Nalini’s next thought was to prove that this program has an immense impact on the companies’ performance. She plans to measure if absenteeism dropped significantly and whether the commitment and the engagement of the staff increased after the program.

To sustain the momentum and impact, Nalini is bringing a mobile application called myArogya to Healthy Workplace employees. And offering other programs and services thus creating the sense of a community and opening the platform for horizontal communication. The app’s effectiveness is currently being tested in a study in some Healthy Workplaces.  The app is designed as a one-stop shop for chronic disease prevention with rich content on awareness and prevention of diabetes, heart disease, kidney disease and other complications of diabetes. It will in the future also have a mHealth smoking cessation program to help people quit smoking. 

The mobile app builds off the success of a previous mHealth program called mDiabetes, which used simple text messages to educate 1 million people and helped 150,000 people lead a healthier life as demonstrated through 4 simple behaviour change techniques (2-3 fruits a day, 2-3 vegetables a day, exercised regularly and avoid fried foods).

All of this was not enough for Nalini, she understood that the nutrition in rural and urban families was a major problem and depended on particular eating habits. She thought she could also turn women into ambassadors by changing their thali (Indian food plate) into a healthy plate. The idea was inspired by the US MyPlate program which serves as a graphic easy to understand and visually appealing reminder to help consumers make healthy eating choices. Nalini tailored and adjusted this program to the Indian context and called this program MyThali.

In the year 2020, Nalini plans to implement these programs across all of India, building a chronic disease prevention model and start spreading her programs to other countries with similar health and nutrition problems.




THE PERSON

Nalini grew up in a traditional South-Indian middle class family, with a strong emphasis on education. She excelled in all her exams and received a scholarship throughout school. Nalini also went on to get a Ph.D. in Bio – Chemistry from Indian Institute of Science in Bangalore, the leading academic institution in India for pure sciences.  Nalini moved to the United States from India after she got married and started her career working first in academics and then in the Pharmaceutical industry.
Nalini had the opportunity to travel and work in different parts of the world because of her husband’s job that took them to new places. Over the years, Nalini worked in leadership roles in leading Pharmaceutical and Healthcare companies globally, like Bio-Rad Laboratories, Hill and Knowlton, Glaxowellcome, Merial and Merck. In every organization Nalini carved an intrapreneurial space for herself, where she started initiatives, built them from the ground and institutionalized them so the initiative sustained beyond her time at the company.

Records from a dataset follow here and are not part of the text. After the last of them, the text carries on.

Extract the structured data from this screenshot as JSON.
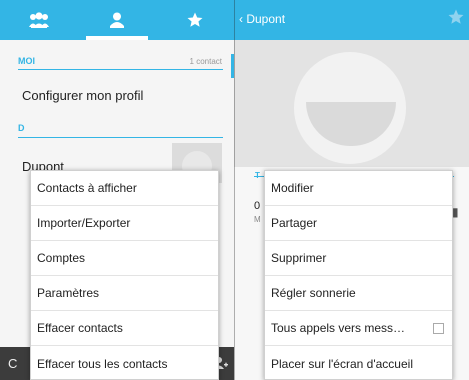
{
  "left": {
    "tabs": [
      {
        "icon": "groups-icon"
      },
      {
        "icon": "person-icon",
        "selected": true
      },
      {
        "icon": "star-icon"
      }
    ],
    "moi_header": "MOI",
    "contact_count": "1 contact",
    "configure_profile": "Configurer mon profil",
    "letter_header": "D",
    "contact_name": "Dupont",
    "bottom_bar_letter": "C",
    "overflow_menu": [
      "Contacts à afficher",
      "Importer/Exporter",
      "Comptes",
      "Paramètres",
      "Effacer contacts",
      "Effacer tous les contacts"
    ]
  },
  "right": {
    "back_title": "‹ Dupont",
    "detail_header": "T",
    "detail_number": "0",
    "detail_sub": "M",
    "context_menu": [
      "Modifier",
      "Partager",
      "Supprimer",
      "Régler sonnerie",
      "Tous appels vers mess…",
      "Placer sur l'écran d'accueil"
    ],
    "voicemail_checked": false
  },
  "colors": {
    "accent": "#33b5e5",
    "bottom_bar": "#3c3c3c"
  }
}
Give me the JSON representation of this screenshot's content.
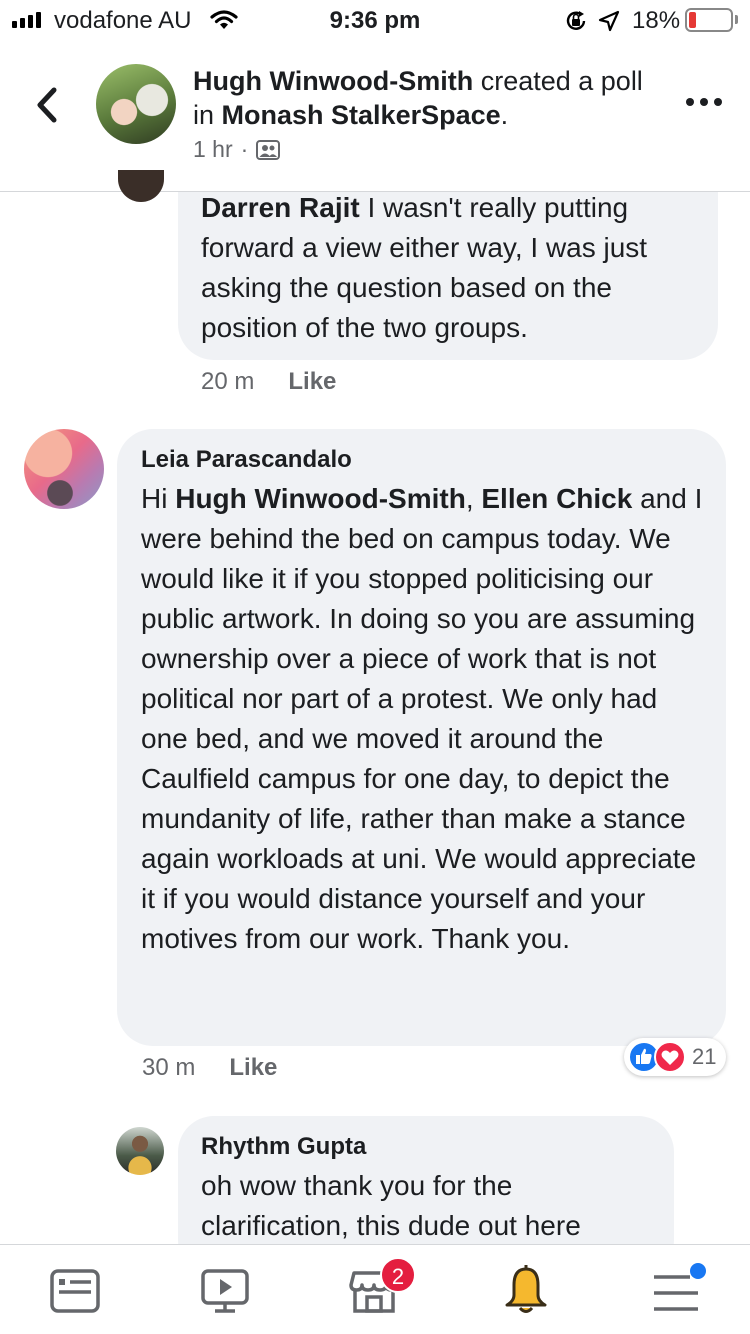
{
  "status_bar": {
    "carrier": "vodafone AU",
    "time": "9:36 pm",
    "battery_percent": "18%",
    "battery_level": 0.18,
    "icons": [
      "signal-icon",
      "wifi-icon",
      "orientation-lock-icon",
      "location-icon",
      "battery-icon"
    ]
  },
  "header": {
    "author": "Hugh Winwood-Smith",
    "action": " created a poll in ",
    "group": "Monash StalkerSpace",
    "suffix": ".",
    "time": "1 hr",
    "separator": "·",
    "icons": [
      "back-icon",
      "group-privacy-icon",
      "more-icon"
    ]
  },
  "comments": [
    {
      "author": "Darren Rajit",
      "text": " I wasn't really putting forward a view either way, I was just asking the question based on the position of the two groups.",
      "time": "20 m",
      "like_label": "Like"
    },
    {
      "author": "Leia Parascandalo",
      "text_prefix": "Hi ",
      "mention_1": "Hugh Winwood-Smith",
      "separator": ", ",
      "mention_2": "Ellen Chick",
      "text": " and I were behind the bed on campus today. We would like it if you stopped politicising our public artwork. In doing so you are assuming ownership over a piece of work that is not political nor part of a protest. We only had one bed, and we moved it around the Caulfield campus for one day, to depict the mundanity of life, rather than make a stance again workloads at uni. We would appreciate it if you would distance yourself and your motives from our work. Thank you.",
      "time": "30 m",
      "like_label": "Like",
      "reactions": [
        "like-reaction-icon",
        "love-reaction-icon"
      ],
      "reaction_count": "21"
    },
    {
      "author": "Rhythm Gupta",
      "text": "oh wow thank you for the clarification, this dude out here"
    }
  ],
  "bottom_nav": {
    "items": [
      "news-feed-icon",
      "watch-icon",
      "marketplace-icon",
      "notifications-icon",
      "menu-icon"
    ],
    "marketplace_badge": "2"
  },
  "colors": {
    "accent": "#1877f2",
    "bubble": "#f0f2f5",
    "badge": "#e41e3f",
    "notification_bell": "#f5b82e"
  }
}
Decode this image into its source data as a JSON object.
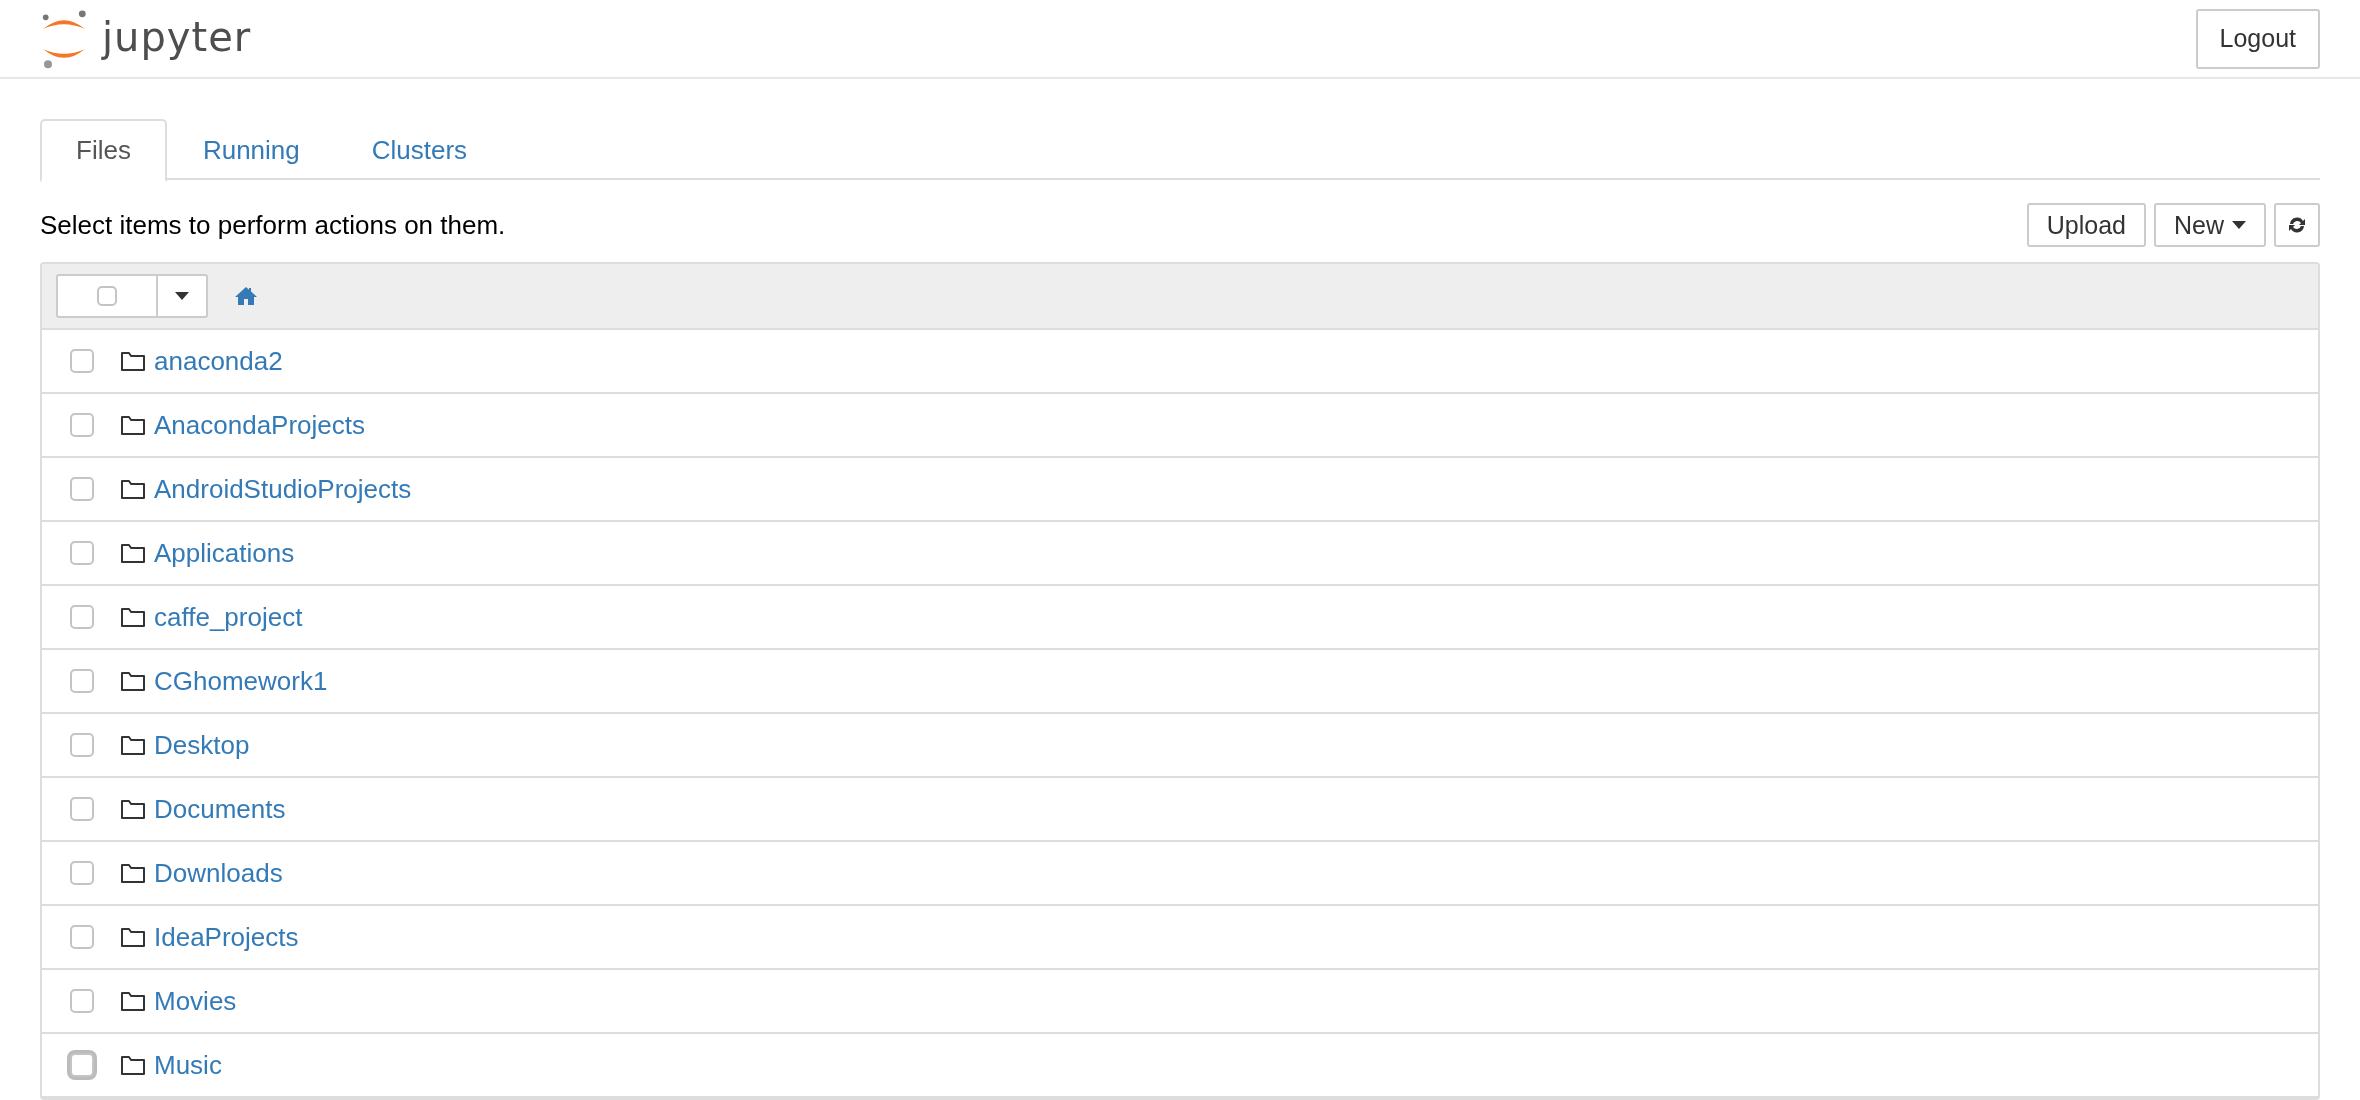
{
  "header": {
    "logo_text": "jupyter",
    "logout": "Logout"
  },
  "tabs": [
    {
      "label": "Files",
      "selected": true
    },
    {
      "label": "Running",
      "selected": false
    },
    {
      "label": "Clusters",
      "selected": false
    }
  ],
  "hint": "Select items to perform actions on them.",
  "actions": {
    "upload": "Upload",
    "new": "New"
  },
  "select_all": {
    "checked": false
  },
  "items": [
    {
      "name": "anaconda2",
      "kind": "folder",
      "checked": false,
      "focused": false
    },
    {
      "name": "AnacondaProjects",
      "kind": "folder",
      "checked": false,
      "focused": false
    },
    {
      "name": "AndroidStudioProjects",
      "kind": "folder",
      "checked": false,
      "focused": false
    },
    {
      "name": "Applications",
      "kind": "folder",
      "checked": false,
      "focused": false
    },
    {
      "name": "caffe_project",
      "kind": "folder",
      "checked": false,
      "focused": false
    },
    {
      "name": "CGhomework1",
      "kind": "folder",
      "checked": false,
      "focused": false
    },
    {
      "name": "Desktop",
      "kind": "folder",
      "checked": false,
      "focused": false
    },
    {
      "name": "Documents",
      "kind": "folder",
      "checked": false,
      "focused": false
    },
    {
      "name": "Downloads",
      "kind": "folder",
      "checked": false,
      "focused": false
    },
    {
      "name": "IdeaProjects",
      "kind": "folder",
      "checked": false,
      "focused": false
    },
    {
      "name": "Movies",
      "kind": "folder",
      "checked": false,
      "focused": false
    },
    {
      "name": "Music",
      "kind": "folder",
      "checked": false,
      "focused": true
    }
  ]
}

After more than a decade of working in the pharmaceutical industry, Nalini became aware of and started noticing global health trends. Nalini was concerned by the global rise of chronic diseases and knew that this problem needed to be checked before it was too late to recover. Nalini started branching off from her traditional job role and took up every opportunity to meet people and attend conferences on global health. One such was a talk by Dr. William Foege, who devised the global strategy that led to the eradication of smallpox from the world. Dr. Foege’s story inspired Nalini and filled her with hope that it was possible to tackle a health crisis on a global scale.

After gathering all the experience she could in labs, medical companies and through meeting people, Nalini finally decided to quit her comfortable job and took a “leap of faith” and decided to use all of these skills to launch her own organization in 2010.